Directions for this task: All lines in the material with the string "name" should be listed.

Material for the task:
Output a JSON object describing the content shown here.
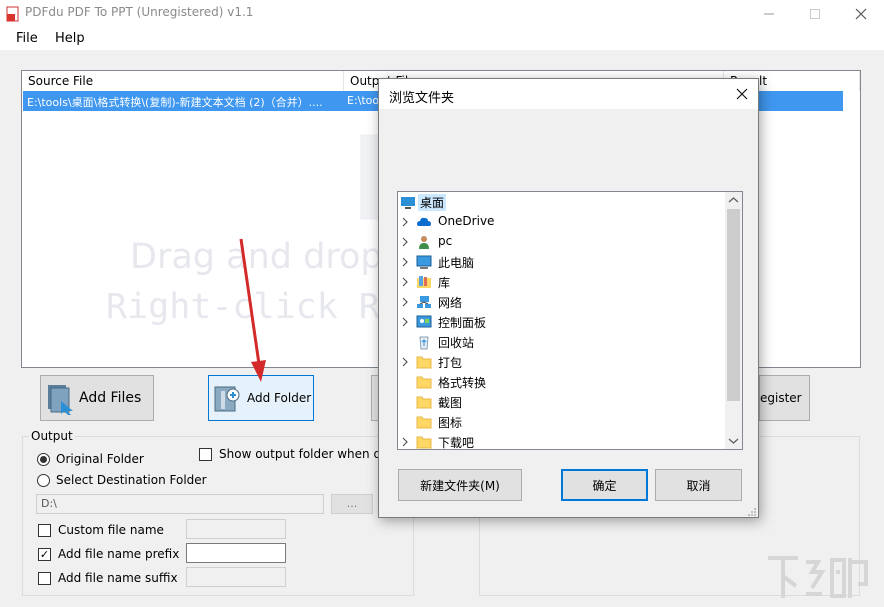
{
  "window": {
    "title": "PDFdu PDF To PPT (Unregistered) v1.1",
    "menu": [
      "File",
      "Help"
    ]
  },
  "file_list": {
    "columns": [
      "Source File",
      "Output File",
      "Result"
    ],
    "rows": [
      {
        "source": "E:\\tools\\桌面\\格式转换\\(复制)-新建文本文档 (2)（合并）....",
        "output": "E:\\too"
      }
    ],
    "watermark": [
      "Drag and drop y",
      "Right-click Re"
    ]
  },
  "buttons": {
    "add_files": "Add Files",
    "add_folder": "Add Folder",
    "register": "egister"
  },
  "output": {
    "group_label": "Output",
    "original_folder": "Original Folder",
    "select_destination": "Select Destination Folder",
    "show_output_folder": "Show output folder when don",
    "path": "D:\\",
    "browse": "...",
    "custom_file_name": "Custom file name",
    "add_prefix": "Add file name prefix",
    "add_suffix": "Add file name suffix",
    "prefix_checked": true
  },
  "dialog": {
    "title": "浏览文件夹",
    "tree": [
      {
        "label": "桌面",
        "icon": "desktop-icon",
        "expander": false,
        "selected": true
      },
      {
        "label": "OneDrive",
        "icon": "cloud-icon",
        "expander": true
      },
      {
        "label": "pc",
        "icon": "user-icon",
        "expander": true
      },
      {
        "label": "此电脑",
        "icon": "computer-icon",
        "expander": true
      },
      {
        "label": "库",
        "icon": "library-icon",
        "expander": true
      },
      {
        "label": "网络",
        "icon": "network-icon",
        "expander": true
      },
      {
        "label": "控制面板",
        "icon": "control-panel-icon",
        "expander": true
      },
      {
        "label": "回收站",
        "icon": "recycle-bin-icon",
        "expander": false
      },
      {
        "label": "打包",
        "icon": "folder-icon",
        "expander": true
      },
      {
        "label": "格式转换",
        "icon": "folder-icon",
        "expander": false
      },
      {
        "label": "截图",
        "icon": "folder-icon",
        "expander": false
      },
      {
        "label": "图标",
        "icon": "folder-icon",
        "expander": false
      },
      {
        "label": "下载吧",
        "icon": "folder-icon",
        "expander": true
      }
    ],
    "new_folder": "新建文件夹(M)",
    "ok": "确定",
    "cancel": "取消"
  },
  "colors": {
    "selection": "#3f97ef",
    "focus_border": "#0078d7",
    "arrow": "#d42a2a",
    "folder": "#ffd764"
  }
}
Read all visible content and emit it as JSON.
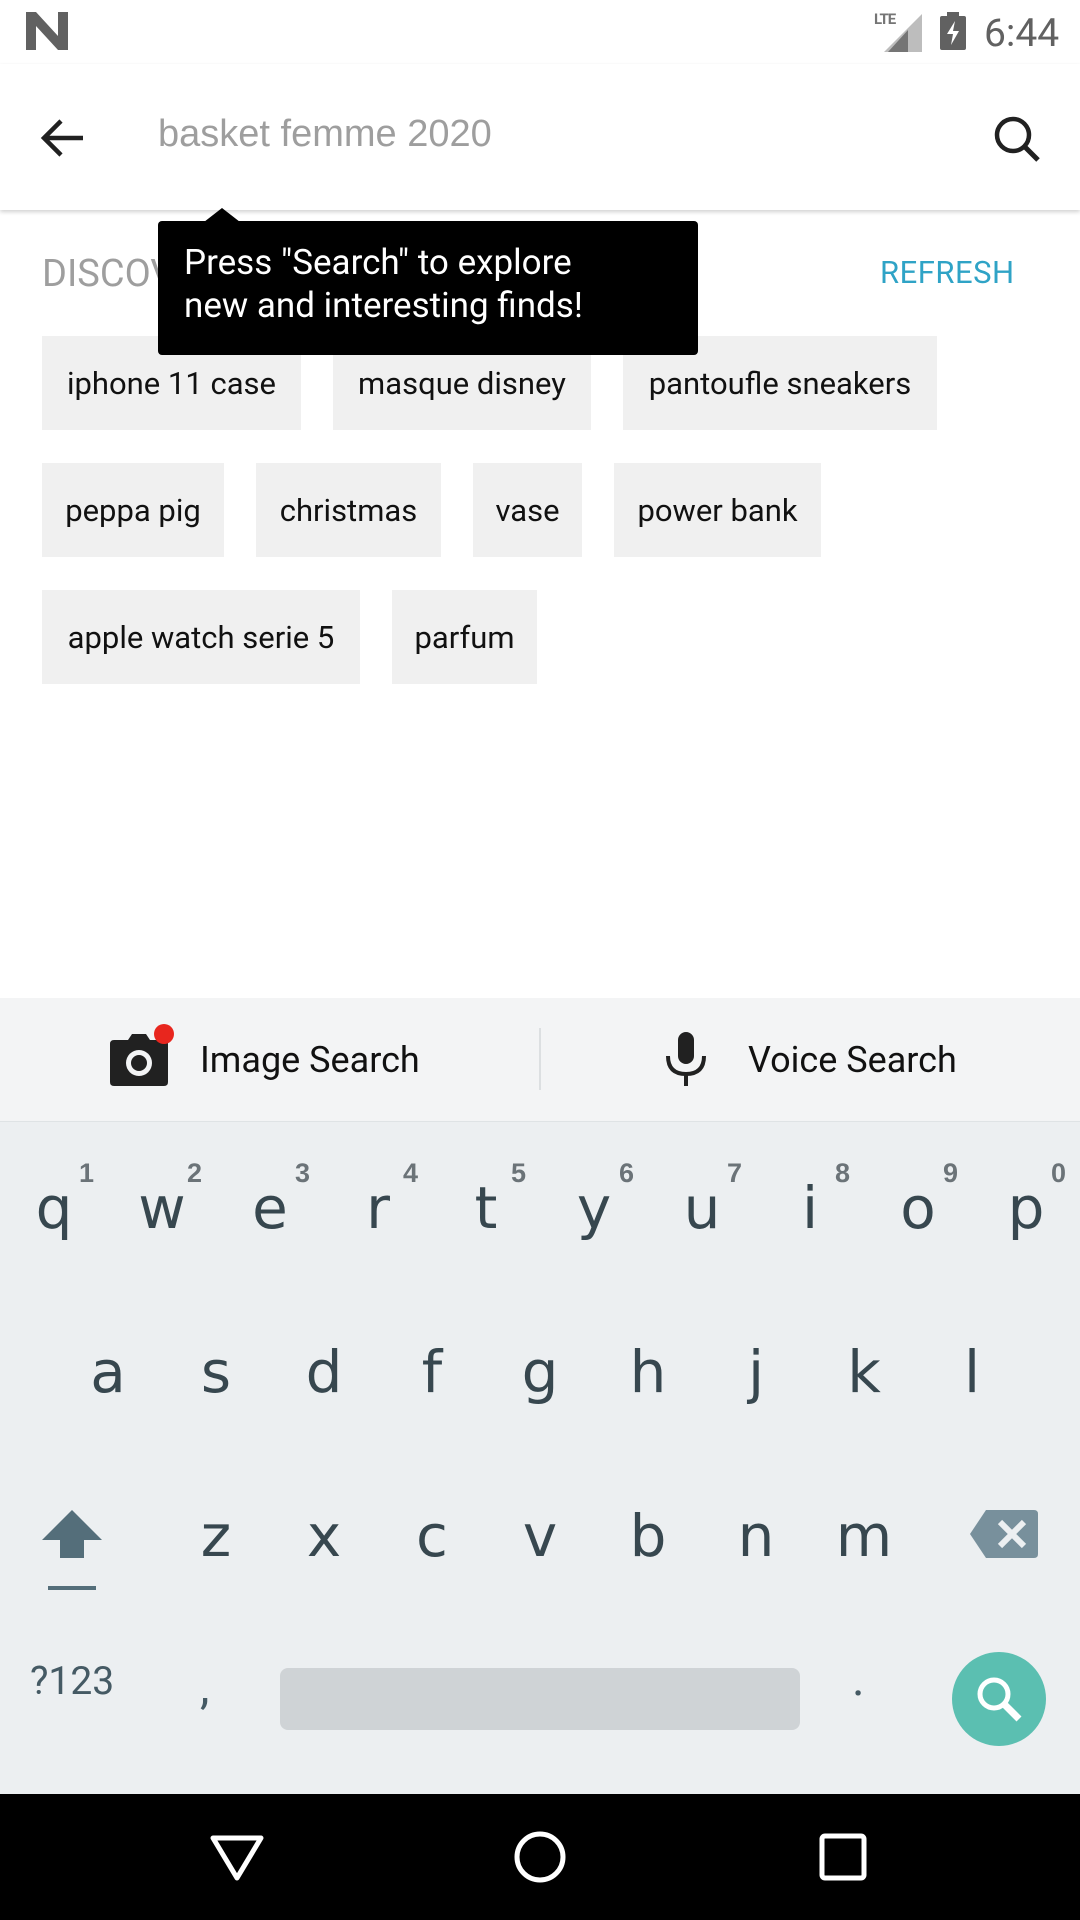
{
  "status_bar": {
    "network_label": "LTE",
    "time": "6:44"
  },
  "search": {
    "placeholder": "basket femme 2020"
  },
  "discover": {
    "title": "DISCOVER",
    "refresh_label": "REFRESH",
    "chips": [
      "iphone 11 case",
      "masque disney",
      "pantoufle sneakers",
      "peppa pig",
      "christmas",
      "vase",
      "power bank",
      "apple watch serie 5",
      "parfum"
    ]
  },
  "tooltip": {
    "line1": "Press \"Search\" to explore",
    "line2": "new and interesting finds!"
  },
  "keyboard": {
    "toolbar": {
      "image_search_label": "Image Search",
      "voice_search_label": "Voice Search"
    },
    "row1": [
      {
        "key": "q",
        "hint": "1"
      },
      {
        "key": "w",
        "hint": "2"
      },
      {
        "key": "e",
        "hint": "3"
      },
      {
        "key": "r",
        "hint": "4"
      },
      {
        "key": "t",
        "hint": "5"
      },
      {
        "key": "y",
        "hint": "6"
      },
      {
        "key": "u",
        "hint": "7"
      },
      {
        "key": "i",
        "hint": "8"
      },
      {
        "key": "o",
        "hint": "9"
      },
      {
        "key": "p",
        "hint": "0"
      }
    ],
    "row2": [
      "a",
      "s",
      "d",
      "f",
      "g",
      "h",
      "j",
      "k",
      "l"
    ],
    "row3": [
      "z",
      "x",
      "c",
      "v",
      "b",
      "n",
      "m"
    ],
    "symbols_label": "?123",
    "comma_label": ",",
    "period_label": "."
  },
  "colors": {
    "accent": "#2fa3c6",
    "enter_key": "#5bbfb1",
    "notification_dot": "#e8261e"
  }
}
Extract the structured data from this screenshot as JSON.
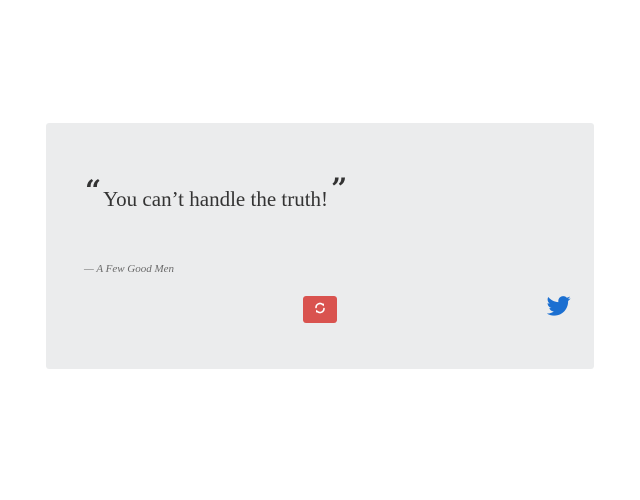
{
  "quote": {
    "open_mark": "“",
    "text": "You can’t handle the truth!",
    "close_mark": "”",
    "source": "— A Few Good Men"
  },
  "actions": {
    "refresh_icon": "refresh-icon",
    "tweet_icon": "twitter-icon"
  },
  "colors": {
    "card_background": "#ebeced",
    "refresh_button": "#d9534f",
    "twitter": "#1b6fd1"
  }
}
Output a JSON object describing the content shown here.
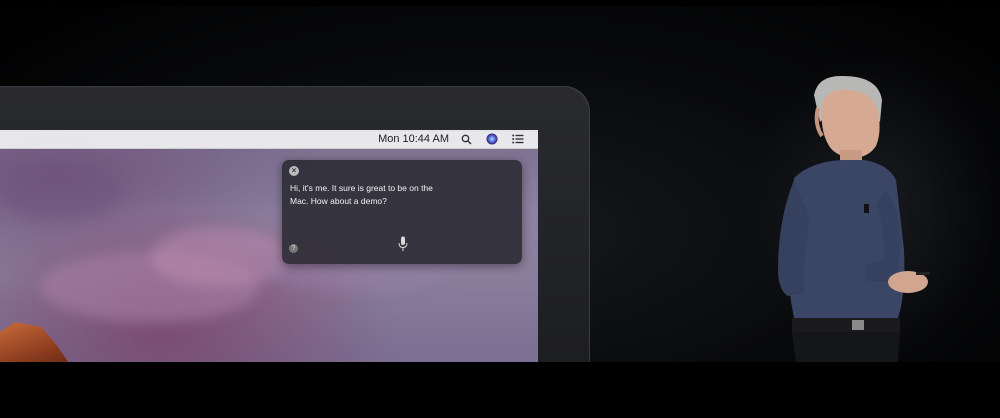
{
  "menubar": {
    "clock": "Mon 10:44 AM",
    "icons": [
      "search-icon",
      "siri-icon",
      "notification-center-icon"
    ]
  },
  "siri": {
    "message": "Hi, it's me. It sure is great to be on the Mac. How about a demo?",
    "close_icon": "close-icon",
    "help_icon": "help-icon",
    "mic_icon": "microphone-icon"
  },
  "colors": {
    "panel_bg": "#28282f",
    "menubar_bg": "#ececee",
    "stage_bg": "#000000"
  }
}
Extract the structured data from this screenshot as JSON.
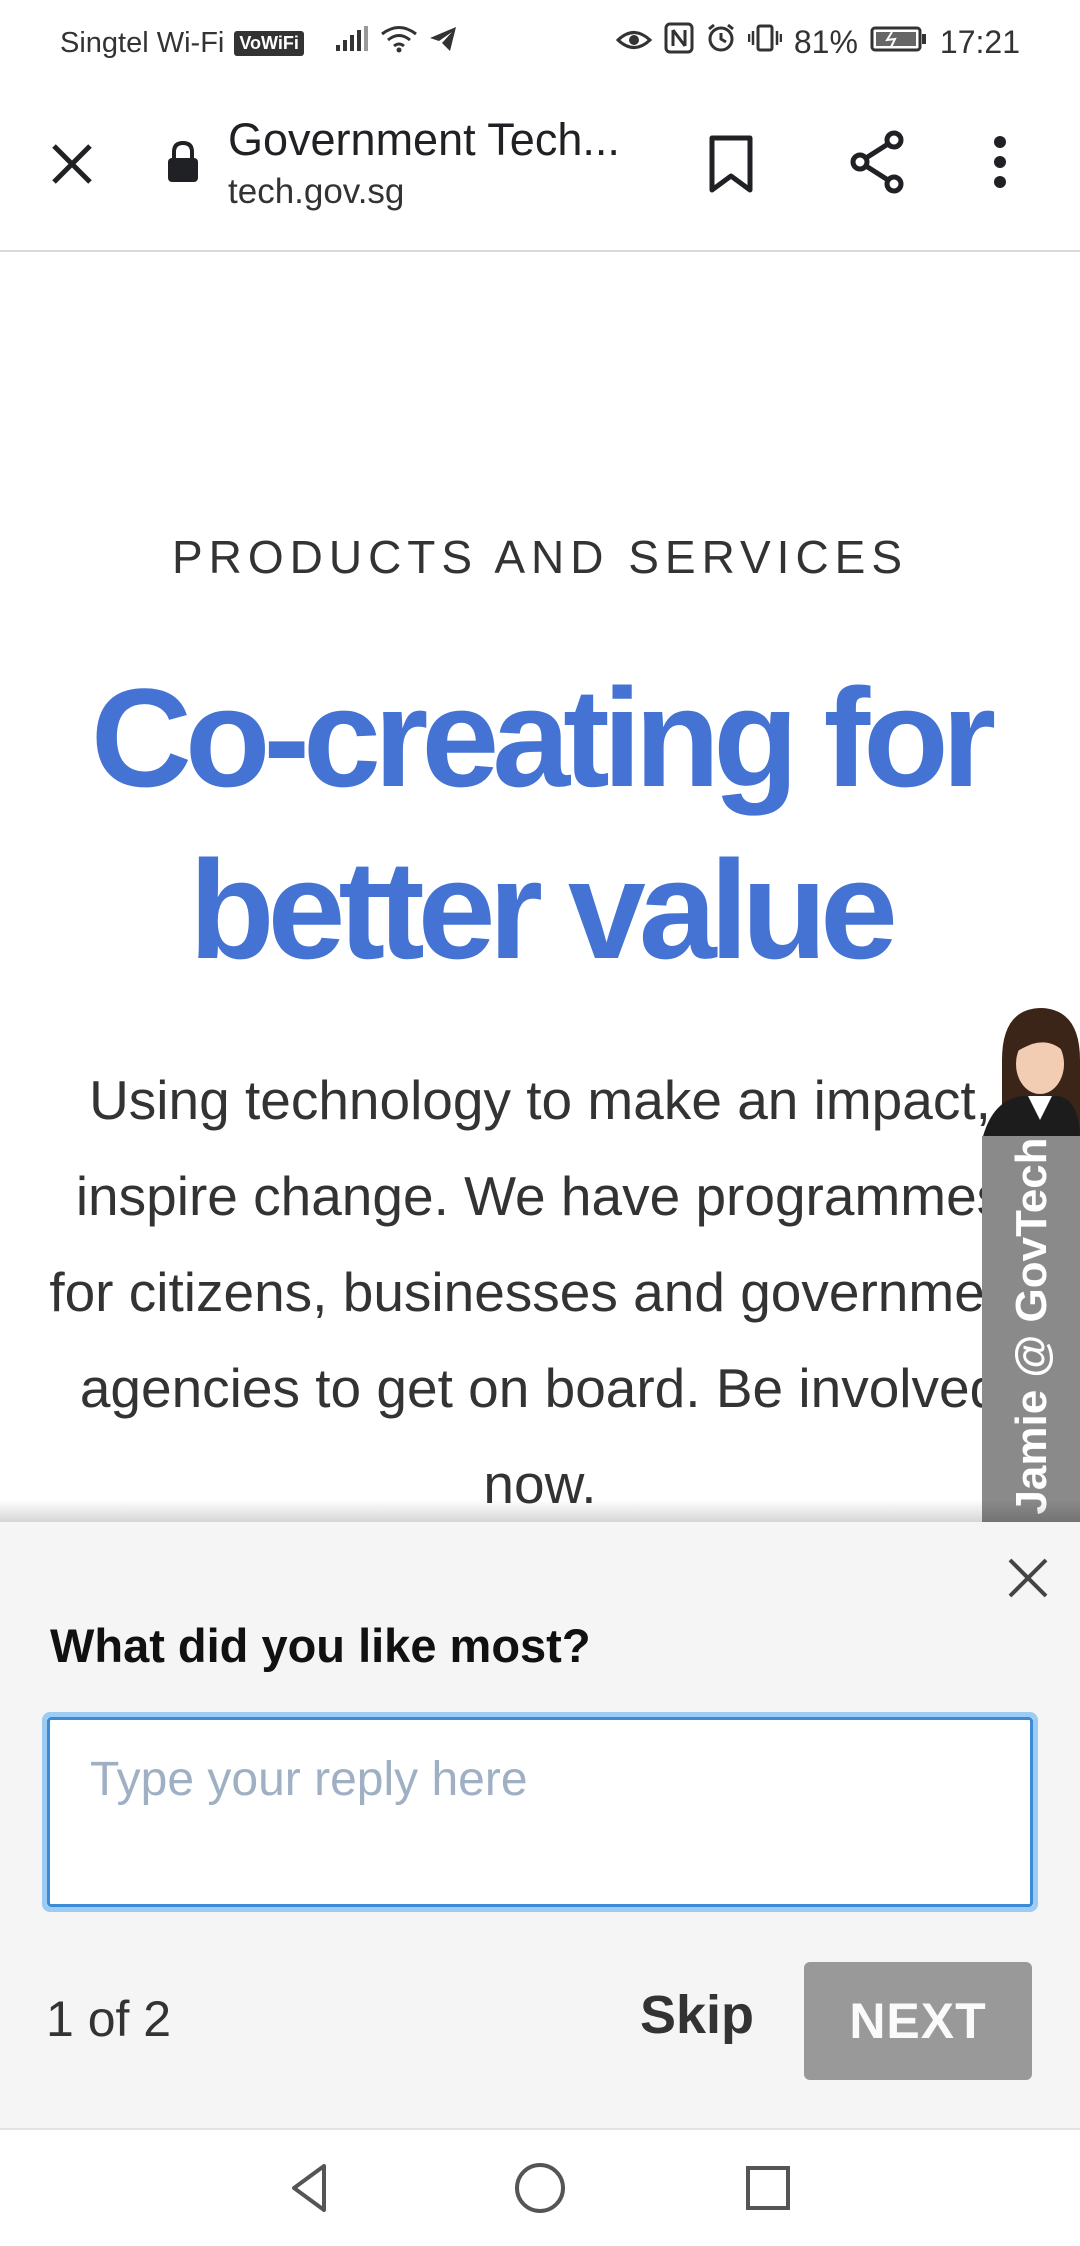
{
  "status_bar": {
    "carrier": "Singtel Wi-Fi",
    "vowifi_badge": "VoWiFi",
    "battery": "81%",
    "time": "17:21"
  },
  "toolbar": {
    "page_title": "Government Tech...",
    "url": "tech.gov.sg"
  },
  "content": {
    "eyebrow": "PRODUCTS AND SERVICES",
    "headline_line1": "Co-creating for",
    "headline_line2": "better value",
    "lede": "Using technology to make an impact, inspire change. We have programmes for citizens, businesses and government agencies to get on board. Be involved now."
  },
  "chat_widget": {
    "label": "Jamie @ GovTech"
  },
  "survey": {
    "question": "What did you like most?",
    "reply_placeholder": "Type your reply here",
    "reply_value": "",
    "step": "1 of 2",
    "skip_label": "Skip",
    "next_label": "NEXT"
  },
  "colors": {
    "headline": "#4473d4",
    "next_button": "#999999",
    "input_focus_ring": "#9ccbf3"
  }
}
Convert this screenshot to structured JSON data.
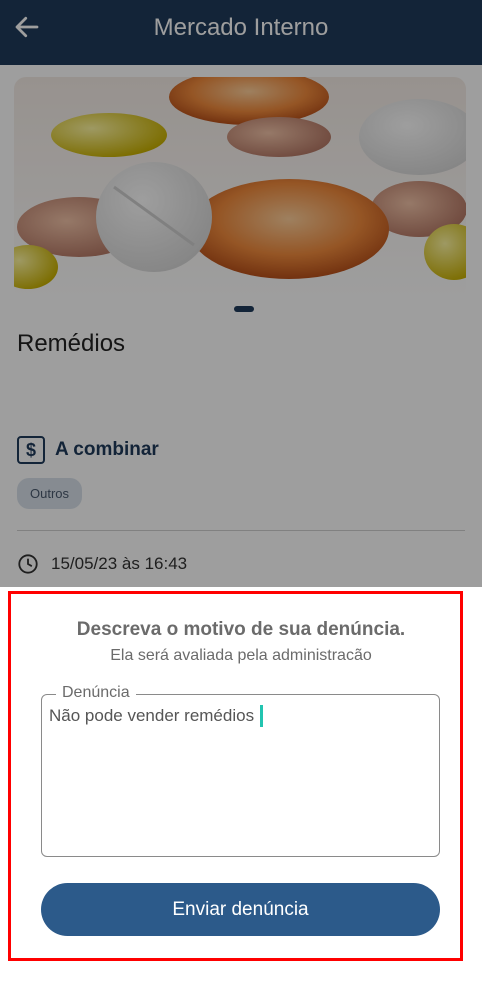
{
  "appbar": {
    "title": "Mercado Interno",
    "back_icon": "arrow-left-icon"
  },
  "listing": {
    "title": "Remédios",
    "price_icon": "dollar-icon",
    "price": "A combinar",
    "category": "Outros",
    "date_icon": "clock-icon",
    "date": "15/05/23 às 16:43"
  },
  "report_sheet": {
    "title": "Descreva o motivo de sua denúncia.",
    "subtitle": "Ela será avaliada pela administracão",
    "field_label": "Denúncia",
    "field_value": "Não pode vender remédios",
    "submit_label": "Enviar denúncia"
  },
  "colors": {
    "appbar": "#1f3b5b",
    "accent": "#2c5a8a",
    "cursor": "#22c4b0",
    "highlight": "#ff0000"
  }
}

Answer below:
    "custom_file_name": "Custom file name",
    "add_prefix": "Add file name prefix",
    "add_suffix": "Add file name suffix",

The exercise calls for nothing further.